As Earl closes in on North Carolina sometime tonight (Thursday) the Maryland Chesapeake Tidal Basin will get the first impact as it moves up the east coast. So far the President has issued an emergency declaration and the Governor has issued an emergency declaration for our area. The National Weather Service has issued a coastal flood warning for the area.
Just before nightfall the sky filled with the advancing clouds of Earl, still a couple of hundred miles away. It is a foreboding sky but we should be just beyond the real danger area. Here at the Potomac basin the tides should be effected when the hurricane winds pass offshore later tonight.
Any flooding should hit by morning and the rains should be less severe than normal hurricanes on the east coast because the hurricane keeps speeding up. It was moving at a speed of 18 miles an hour earlier today and by morning is expected to accelerate to 35 miles per hour, much faster than storms already bigger than the entire state of Florida.
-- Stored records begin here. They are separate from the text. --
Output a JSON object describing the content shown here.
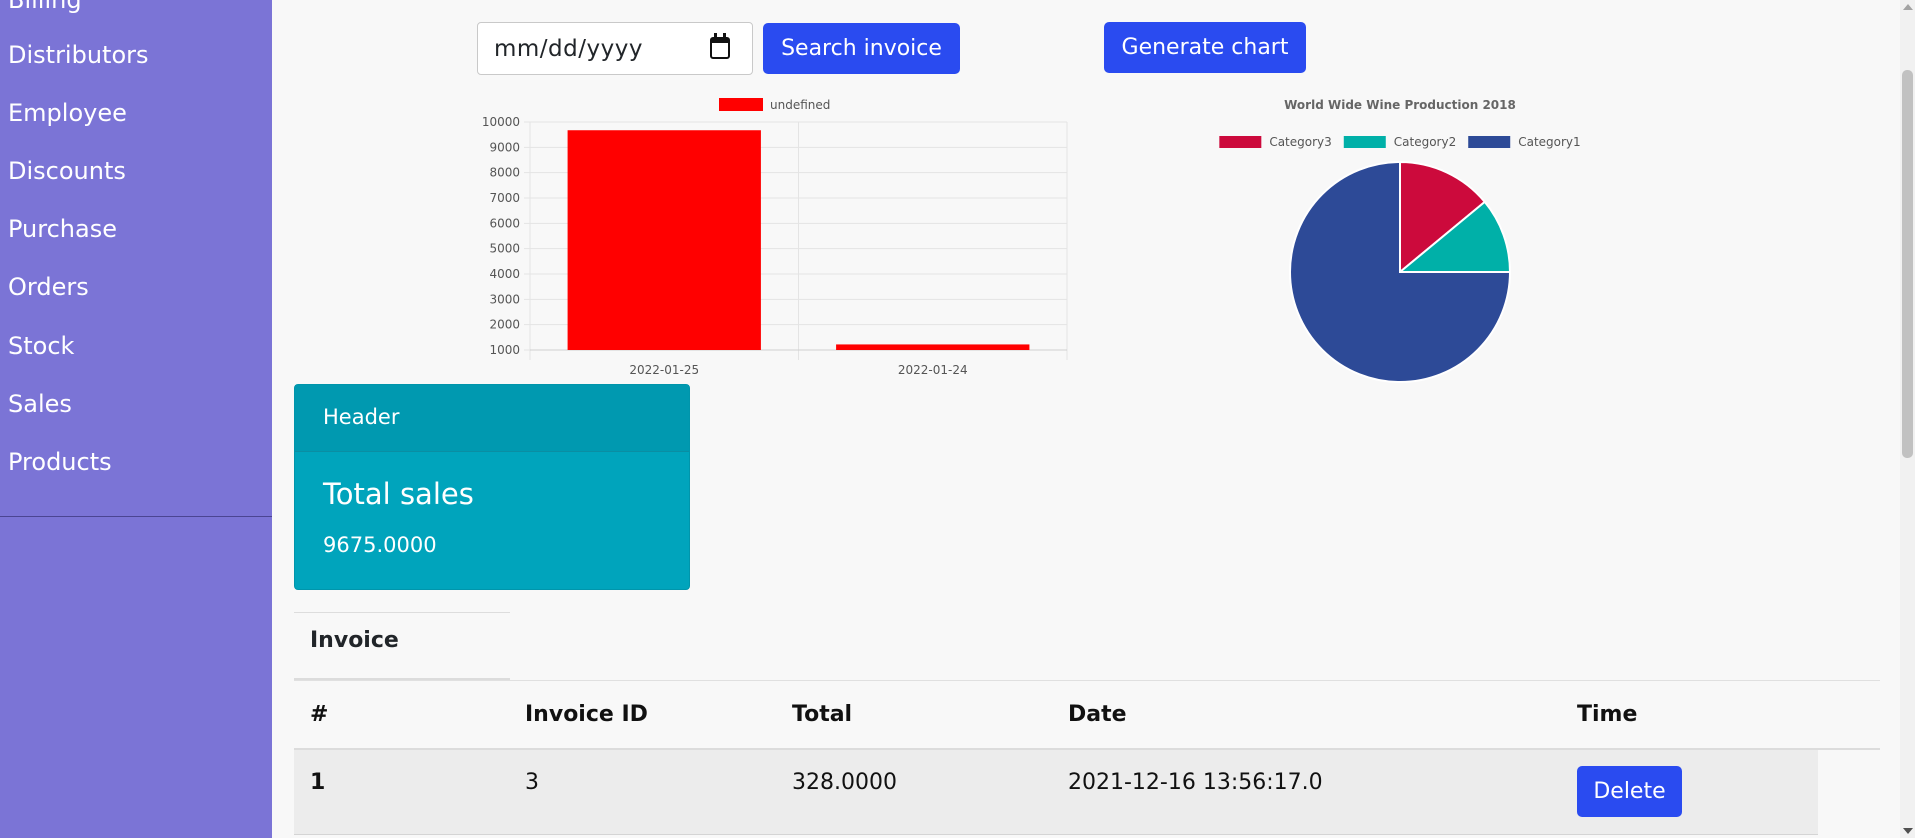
{
  "sidebar": {
    "items": [
      {
        "label": "Billing"
      },
      {
        "label": "Distributors"
      },
      {
        "label": "Employee"
      },
      {
        "label": "Discounts"
      },
      {
        "label": "Purchase"
      },
      {
        "label": "Orders"
      },
      {
        "label": "Stock"
      },
      {
        "label": "Sales"
      },
      {
        "label": "Products"
      }
    ]
  },
  "controls": {
    "date_placeholder": "mm/dd/yyyy",
    "search_label": "Search invoice",
    "generate_label": "Generate chart"
  },
  "chart_data": [
    {
      "type": "bar",
      "title": "",
      "categories": [
        "2022-01-25",
        "2022-01-24"
      ],
      "series": [
        {
          "name": "undefined",
          "values": [
            9675,
            1220
          ],
          "color": "#ff0000"
        }
      ],
      "ylim": [
        1000,
        10000
      ],
      "yticks": [
        1000,
        2000,
        3000,
        4000,
        5000,
        6000,
        7000,
        8000,
        9000,
        10000
      ],
      "grid": true,
      "legend": "top"
    },
    {
      "type": "pie",
      "title": "World Wide Wine Production 2018",
      "legend": "top",
      "slices": [
        {
          "name": "Category3",
          "value": 14,
          "color": "#cc0a3c"
        },
        {
          "name": "Category2",
          "value": 11,
          "color": "#00b0a8"
        },
        {
          "name": "Category1",
          "value": 75,
          "color": "#2d4a97"
        }
      ]
    }
  ],
  "card": {
    "header": "Header",
    "title": "Total sales",
    "value": "9675.0000"
  },
  "tabs": [
    {
      "label": "Invoice"
    }
  ],
  "table": {
    "columns": [
      "#",
      "Invoice ID",
      "Total",
      "Date",
      "Time"
    ],
    "rows": [
      {
        "num": "1",
        "invoice_id": "3",
        "total": "328.0000",
        "date": "2021-12-16 13:56:17.0",
        "action": "Delete"
      }
    ]
  },
  "colors": {
    "sidebar": "#7b74d6",
    "primary_button": "#2a4bf0",
    "card": "#00a4bc"
  }
}
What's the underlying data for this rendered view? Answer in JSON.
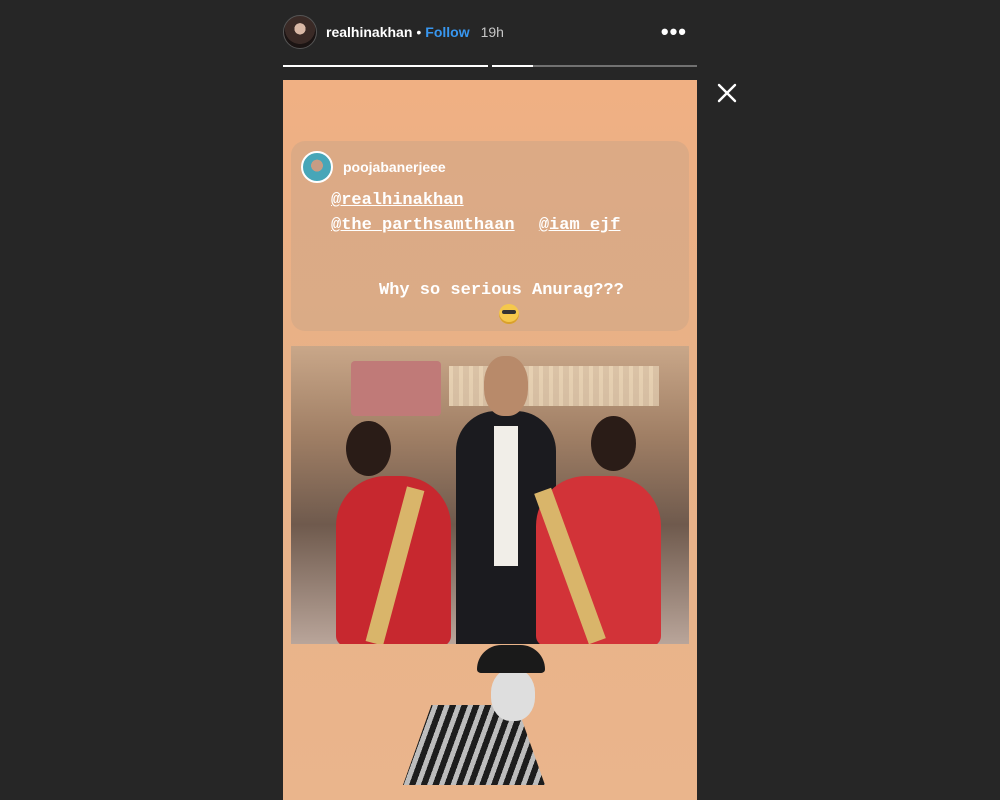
{
  "header": {
    "username": "realhinakhan",
    "separator": "•",
    "follow_label": "Follow",
    "time": "19h",
    "more_label": "•••"
  },
  "progress": {
    "segments": [
      {
        "fraction": 1.0
      },
      {
        "fraction": 0.2
      }
    ]
  },
  "close_icon": "close-icon",
  "story": {
    "reshared_user": "poojabanerjeee",
    "mentions_line1": [
      "@realhinakhan"
    ],
    "mentions_line2": [
      "@the_parthsamthaan",
      "@iam_ejf"
    ],
    "caption": "Why so serious Anurag???",
    "emoji": "nerd-face-emoji"
  },
  "colors": {
    "background": "#262626",
    "story_bg": "#f0b083",
    "follow": "#3897f0"
  }
}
The pictures show the likely path, speed, and shape from various radar and satellite imaging. Just above you can see the two storms following Earl that will be the next threat. Note the comparison below between the satellite image of Katrina and Earl.